I sometimes wonder if it's easier to be kind and generous in virtual reality rather than RL. There isn't the same commitment etc. but as Kahless says the kindness you do find means it must be out there in RL too.

Maybe the sort who e.g. blog in a non-profiteering/non-ambition way are just less grabbing and mean and just delightful people --- you know the sort of people who hover about all our blogs ;-)

Personally I avoid the 'Life is shit and then you die' or ' ..I'll get there before you..' people like the plague: energy sappers all.

Reading the Signs said...

Mr. Moon - I'm pleased as punch - the Nobel prize for blogging did you say? I'll be over to yours in a jiffy.

Hi Cusp - this is the new Real Life, or an aspect of it (the new hearth where we gather to tell our stories), and I reckon there is potentially as much weirdness or goodness. At least here we have the option to delete.

cusp said...

Oh I like the analogy of blogging being 'the new hearth'; great phrase.

Come on then, I'm sitting here in my tartan dressing gown on bath night with my mug of Ovaltine. Tell me a story Signs. I'm all ears..............

Reading the Signs said...
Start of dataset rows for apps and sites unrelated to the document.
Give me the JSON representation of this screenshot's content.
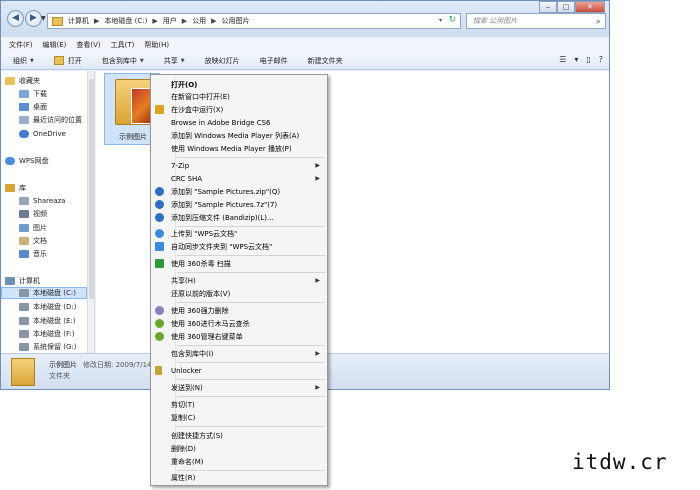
{
  "colors": {
    "accent": "#cfe3fb",
    "frame": "#6d8fb8"
  },
  "titlebar": {
    "back": "◀",
    "forward": "▶",
    "dropdown": "▼",
    "breadcrumb": [
      "计算机",
      "本地磁盘 (C:)",
      "用户",
      "公用",
      "公用图片"
    ],
    "separator": "▶",
    "search_placeholder": "搜索 公用图片",
    "search_icon": "magnifier-icon",
    "refresh": "↻",
    "addr_arrow": "▾",
    "min": "‒",
    "max": "□",
    "close": "✕"
  },
  "menubar": [
    "文件(F)",
    "编辑(E)",
    "查看(V)",
    "工具(T)",
    "帮助(H)"
  ],
  "toolbar": {
    "items": [
      {
        "label": "组织",
        "arrow": "▼"
      },
      {
        "label": "打开",
        "arrow": ""
      },
      {
        "label": "包含到库中",
        "arrow": "▼"
      },
      {
        "label": "共享",
        "arrow": "▼"
      },
      {
        "label": "放映幻灯片",
        "arrow": ""
      },
      {
        "label": "电子邮件",
        "arrow": ""
      },
      {
        "label": "新建文件夹",
        "arrow": ""
      }
    ],
    "right": [
      "☰",
      "▾",
      "▯",
      "?"
    ]
  },
  "nav": [
    {
      "label": "收藏夹",
      "icon": "star-icon",
      "color": "#e8c15a"
    },
    {
      "label": "下载",
      "icon": "download-folder-icon",
      "color": "#7ba6d8"
    },
    {
      "label": "桌面",
      "icon": "desktop-icon",
      "color": "#5b8fd0"
    },
    {
      "label": "最近访问的位置",
      "icon": "recent-icon",
      "color": "#9ab0c8"
    },
    {
      "label": "OneDrive",
      "icon": "cloud-icon",
      "color": "#3e7cc9"
    },
    {
      "label": "WPS网盘",
      "icon": "wps-cloud-icon",
      "color": "#4a8ed6"
    },
    {
      "label": "库",
      "icon": "library-icon",
      "color": "#d9a437"
    },
    {
      "label": "Shareaza",
      "icon": "library-folder-icon",
      "color": "#9aa6b4"
    },
    {
      "label": "视频",
      "icon": "video-icon",
      "color": "#6f7f93"
    },
    {
      "label": "图片",
      "icon": "pictures-icon",
      "color": "#6f9bc6"
    },
    {
      "label": "文档",
      "icon": "documents-icon",
      "color": "#c8b37a"
    },
    {
      "label": "音乐",
      "icon": "music-icon",
      "color": "#5a8cc8"
    },
    {
      "label": "计算机",
      "icon": "computer-icon",
      "color": "#6d8fb8"
    },
    {
      "label": "本地磁盘 (C:)",
      "icon": "drive-icon",
      "color": "#8a96a6"
    },
    {
      "label": "本地磁盘 (D:)",
      "icon": "drive-icon",
      "color": "#8a96a6"
    },
    {
      "label": "本地磁盘 (E:)",
      "icon": "drive-icon",
      "color": "#8a96a6"
    },
    {
      "label": "本地磁盘 (F:)",
      "icon": "drive-icon",
      "color": "#8a96a6"
    },
    {
      "label": "系统保留 (G:)",
      "icon": "drive-icon",
      "color": "#8a96a6"
    }
  ],
  "content": {
    "file_label": "示例图片"
  },
  "status": {
    "name": "示例图片",
    "date": "修改日期: 2009/7/14",
    "type": "文件夹"
  },
  "context_menu": {
    "items": [
      {
        "label": "打开(O)",
        "bold": true,
        "icon": "",
        "sub": ""
      },
      {
        "label": "在新窗口中打开(E)",
        "icon": "",
        "sub": ""
      },
      {
        "label": "在沙盒中运行(X)",
        "icon": "sandbox-icon",
        "icon_color": "#e0a020",
        "sub": ""
      },
      {
        "label": "Browse in Adobe Bridge CS6",
        "icon": "",
        "sub": ""
      },
      {
        "label": "添加到 Windows Media Player 列表(A)",
        "icon": "",
        "sub": ""
      },
      {
        "label": "使用 Windows Media Player 播放(P)",
        "icon": "",
        "sub": ""
      },
      {
        "label": "7-Zip",
        "icon": "",
        "sub": "▶"
      },
      {
        "label": "CRC SHA",
        "icon": "",
        "sub": "▶"
      },
      {
        "label": "添加到 \"Sample Pictures.zip\"(Q)",
        "icon": "bandizip-icon",
        "icon_color": "#2c6fc4",
        "sub": ""
      },
      {
        "label": "添加到 \"Sample Pictures.7z\"(7)",
        "icon": "bandizip-icon",
        "icon_color": "#2c6fc4",
        "sub": ""
      },
      {
        "label": "添加到压缩文件 (Bandizip)(L)...",
        "icon": "bandizip-icon",
        "icon_color": "#2c6fc4",
        "sub": ""
      },
      {
        "label": "上传到 \"WPS云文档\"",
        "icon": "wps-upload-icon",
        "icon_color": "#3b8be0",
        "sub": ""
      },
      {
        "label": "自动同步文件夹到 \"WPS云文档\"",
        "icon": "wps-sync-icon",
        "icon_color": "#3b8be0",
        "sub": ""
      },
      {
        "label": "使用 360杀毒 扫描",
        "icon": "360-antivirus-icon",
        "icon_color": "#2e9a3c",
        "sub": ""
      },
      {
        "label": "共享(H)",
        "icon": "",
        "sub": "▶"
      },
      {
        "label": "还原以前的版本(V)",
        "icon": "",
        "sub": ""
      },
      {
        "label": "使用 360强力删除",
        "icon": "360-delete-icon",
        "icon_color": "#8e7cc3",
        "sub": ""
      },
      {
        "label": "使用 360进行木马云查杀",
        "icon": "360-trojan-icon",
        "icon_color": "#6aa82a",
        "sub": ""
      },
      {
        "label": "使用 360管理右键菜单",
        "icon": "360-menu-icon",
        "icon_color": "#6aa82a",
        "sub": ""
      },
      {
        "label": "包含到库中(I)",
        "icon": "",
        "sub": "▶"
      },
      {
        "label": "Unlocker",
        "icon": "unlocker-icon",
        "icon_color": "#c7a13a",
        "sub": ""
      },
      {
        "label": "发送到(N)",
        "icon": "",
        "sub": "▶"
      },
      {
        "label": "剪切(T)",
        "icon": "",
        "sub": ""
      },
      {
        "label": "复制(C)",
        "icon": "",
        "sub": ""
      },
      {
        "label": "创建快捷方式(S)",
        "icon": "",
        "sub": ""
      },
      {
        "label": "删除(D)",
        "icon": "",
        "sub": ""
      },
      {
        "label": "重命名(M)",
        "icon": "",
        "sub": ""
      },
      {
        "label": "属性(R)",
        "icon": "",
        "sub": ""
      }
    ]
  },
  "watermark": "itdw.cr"
}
It's what we're doing here all the time, one way or another, isn't it Cusp? And - just to say - youtube counts too, you know - especially of Barbie frauleins that look like Dick Emery. Now that's part of your story. Har!

(it was a dark and stormy night and the cap'n said to his mate, "tell us a story". So he began: it was a dark and stormy etc.)
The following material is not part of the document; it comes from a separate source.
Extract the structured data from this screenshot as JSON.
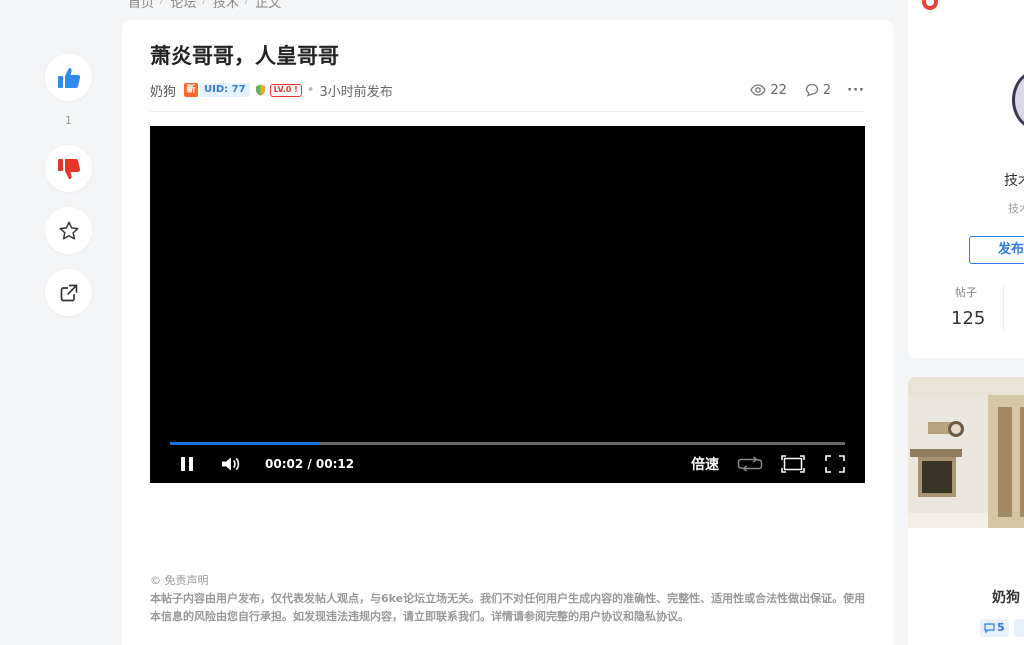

Kahless said...

Yea Signs, I like that phrase too...

this is the new Real Life...the new hearth...

Cool. Shame its not so easy to tell who's at home and who's out of a night though.

btw congrats on the nobel blog prize :o)

Reading the Signs said...

Ah, thanks Kahless. I'll try not to let it turn my head.

Anonymous said...

Ah, the constant struggle. Damn this real life stuff.

I do love the idea of being in flight -- completely off the ground, surrounded by air, completely vulnerable, and yet looking ahead, enjoying the view.

Stay strong, dear Signs, on swearing off the fags and staying true to the Signs.

Reading the Signs said...

Still off the fags, David, and always RTS - thanks for the good wishes.

Edmond Clay said...

You're a breath of fresh air.
Being careful how I dare
To say the things you need to hear
And banish all the mourning fear.
So Nature gives its grace be toll'd
That rings the truth - be bold,
Stand tall and strong, do not bend
And lean ourselves into the wind.

Reading the Signs said...

Thanks, Edmond.